* _Task instructions_:
Could you set down every entry below exactly as it is?
═════ Dataset excerpts
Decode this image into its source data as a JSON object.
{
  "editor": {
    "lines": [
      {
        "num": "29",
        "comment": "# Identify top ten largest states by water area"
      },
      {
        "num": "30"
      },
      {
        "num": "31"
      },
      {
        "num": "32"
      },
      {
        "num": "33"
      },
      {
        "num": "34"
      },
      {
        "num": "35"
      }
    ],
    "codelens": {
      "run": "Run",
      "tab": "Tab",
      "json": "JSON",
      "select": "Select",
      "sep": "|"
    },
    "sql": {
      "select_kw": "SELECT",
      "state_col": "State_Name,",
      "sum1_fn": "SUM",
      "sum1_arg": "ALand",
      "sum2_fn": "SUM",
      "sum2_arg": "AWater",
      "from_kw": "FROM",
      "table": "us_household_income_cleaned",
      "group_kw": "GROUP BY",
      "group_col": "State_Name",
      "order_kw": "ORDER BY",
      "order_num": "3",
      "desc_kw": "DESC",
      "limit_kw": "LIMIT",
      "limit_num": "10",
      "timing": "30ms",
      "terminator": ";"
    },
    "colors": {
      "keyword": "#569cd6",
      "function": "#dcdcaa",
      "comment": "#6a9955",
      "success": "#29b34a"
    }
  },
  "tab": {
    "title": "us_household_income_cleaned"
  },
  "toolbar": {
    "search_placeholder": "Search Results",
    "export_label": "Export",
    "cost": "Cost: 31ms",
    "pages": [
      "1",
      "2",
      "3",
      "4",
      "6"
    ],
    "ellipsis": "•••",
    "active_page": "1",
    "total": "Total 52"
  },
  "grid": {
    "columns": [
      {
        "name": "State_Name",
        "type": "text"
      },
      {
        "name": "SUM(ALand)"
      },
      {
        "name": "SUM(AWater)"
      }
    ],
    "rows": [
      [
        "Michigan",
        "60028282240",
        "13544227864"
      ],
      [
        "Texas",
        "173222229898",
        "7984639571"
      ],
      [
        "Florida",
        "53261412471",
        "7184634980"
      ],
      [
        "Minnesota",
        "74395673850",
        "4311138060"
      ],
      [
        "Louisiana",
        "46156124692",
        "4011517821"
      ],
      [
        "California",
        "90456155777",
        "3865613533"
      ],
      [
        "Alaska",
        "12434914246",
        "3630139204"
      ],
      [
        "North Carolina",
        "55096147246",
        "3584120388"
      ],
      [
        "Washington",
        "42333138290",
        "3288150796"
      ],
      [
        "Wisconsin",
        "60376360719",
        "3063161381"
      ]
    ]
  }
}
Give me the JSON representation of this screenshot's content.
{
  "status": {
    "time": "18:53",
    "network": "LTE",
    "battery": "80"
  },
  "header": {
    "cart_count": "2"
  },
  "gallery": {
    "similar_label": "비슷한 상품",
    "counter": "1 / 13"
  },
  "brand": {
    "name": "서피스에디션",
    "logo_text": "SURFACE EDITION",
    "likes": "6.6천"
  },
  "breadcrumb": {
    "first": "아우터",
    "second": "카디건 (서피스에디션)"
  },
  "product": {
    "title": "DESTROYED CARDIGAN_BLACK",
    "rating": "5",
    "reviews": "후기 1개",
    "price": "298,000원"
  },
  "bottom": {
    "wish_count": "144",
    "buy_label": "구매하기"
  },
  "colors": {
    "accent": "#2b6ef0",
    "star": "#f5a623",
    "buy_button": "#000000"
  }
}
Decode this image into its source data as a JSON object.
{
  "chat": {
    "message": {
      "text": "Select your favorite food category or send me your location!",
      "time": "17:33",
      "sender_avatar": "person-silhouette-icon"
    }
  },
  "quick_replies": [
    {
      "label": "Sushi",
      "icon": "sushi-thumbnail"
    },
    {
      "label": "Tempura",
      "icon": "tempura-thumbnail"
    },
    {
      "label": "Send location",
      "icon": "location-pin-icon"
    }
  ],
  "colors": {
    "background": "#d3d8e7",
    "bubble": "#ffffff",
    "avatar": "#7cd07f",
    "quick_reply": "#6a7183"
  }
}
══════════
* _Expected answer_:
Decode this image into its source data as a JSON object.
{
  "editor": {
    "lines": [
      {
        "num": "29",
        "comment": "# Identify top ten largest states by water area"
      },
      {
        "num": "30"
      },
      {
        "num": "31"
      },
      {
        "num": "32"
      },
      {
        "num": "33"
      },
      {
        "num": "34"
      },
      {
        "num": "35"
      }
    ],
    "codelens": {
      "run": "Run",
      "tab": "Tab",
      "json": "JSON",
      "select": "Select",
      "sep": "|"
    },
    "sql": {
      "select_kw": "SELECT",
      "state_col": "State_Name,",
      "sum1_fn": "SUM",
      "sum1_arg": "ALand",
      "sum2_fn": "SUM",
      "sum2_arg": "AWater",
      "from_kw": "FROM",
      "table": "us_household_income_cleaned",
      "group_kw": "GROUP BY",
      "group_col": "State_Name",
      "order_kw": "ORDER BY",
      "order_num": "3",
      "desc_kw": "DESC",
      "limit_kw": "LIMIT",
      "limit_num": "10",
      "timing": "30ms",
      "terminator": ";"
    },
    "colors": {
      "keyword": "#569cd6",
      "function": "#dcdcaa",
      "comment": "#6a9955",
      "success": "#29b34a"
    }
  },
  "tab": {
    "title": "us_household_income_cleaned"
  },
  "toolbar": {
    "search_placeholder": "Search Results",
    "export_label": "Export",
    "cost": "Cost: 31ms",
    "pages": [
      "1",
      "2",
      "3",
      "4",
      "6"
    ],
    "ellipsis": "•••",
    "active_page": "1",
    "total": "Total 52"
  },
  "grid": {
    "columns": [
      {
        "name": "State_Name",
        "type": "text"
      },
      {
        "name": "SUM(ALand)"
      },
      {
        "name": "SUM(AWater)"
      }
    ],
    "rows": [
      [
        "Michigan",
        "60028282240",
        "13544227864"
      ],
      [
        "Texas",
        "173222229898",
        "7984639571"
      ],
      [
        "Florida",
        "53261412471",
        "7184634980"
      ],
      [
        "Minnesota",
        "74395673850",
        "4311138060"
      ],
      [
        "Louisiana",
        "46156124692",
        "4011517821"
      ],
      [
        "California",
        "90456155777",
        "3865613533"
      ],
      [
        "Alaska",
        "12434914246",
        "3630139204"
      ],
      [
        "North Carolina",
        "55096147246",
        "3584120388"
      ],
      [
        "Washington",
        "42333138290",
        "3288150796"
      ],
      [
        "Wisconsin",
        "60376360719",
        "3063161381"
      ]
    ]
  }
}
Give me the JSON representation of this screenshot's content.
{
  "status": {
    "time": "18:53",
    "network": "LTE",
    "battery": "80"
  },
  "header": {
    "cart_count": "2"
  },
  "gallery": {
    "similar_label": "비슷한 상품",
    "counter": "1 / 13"
  },
  "brand": {
    "name": "서피스에디션",
    "logo_text": "SURFACE EDITION",
    "likes": "6.6천"
  },
  "breadcrumb": {
    "first": "아우터",
    "second": "카디건 (서피스에디션)"
  },
  "product": {
    "title": "DESTROYED CARDIGAN_BLACK",
    "rating": "5",
    "reviews": "후기 1개",
    "price": "298,000원"
  },
  "bottom": {
    "wish_count": "144",
    "buy_label": "구매하기"
  },
  "colors": {
    "accent": "#2b6ef0",
    "star": "#f5a623",
    "buy_button": "#000000"
  }
}
Decode this image into its source data as a JSON object.
{
  "chat": {
    "message": {
      "text": "Select your favorite food category or send me your location!",
      "time": "17:33",
      "sender_avatar": "person-silhouette-icon"
    }
  },
  "quick_replies": [
    {
      "label": "Sushi",
      "icon": "sushi-thumbnail"
    },
    {
      "label": "Tempura",
      "icon": "tempura-thumbnail"
    },
    {
      "label": "Send location",
      "icon": "location-pin-icon"
    }
  ],
  "colors": {
    "background": "#d3d8e7",
    "bubble": "#ffffff",
    "avatar": "#7cd07f",
    "quick_reply": "#6a7183"
  }
}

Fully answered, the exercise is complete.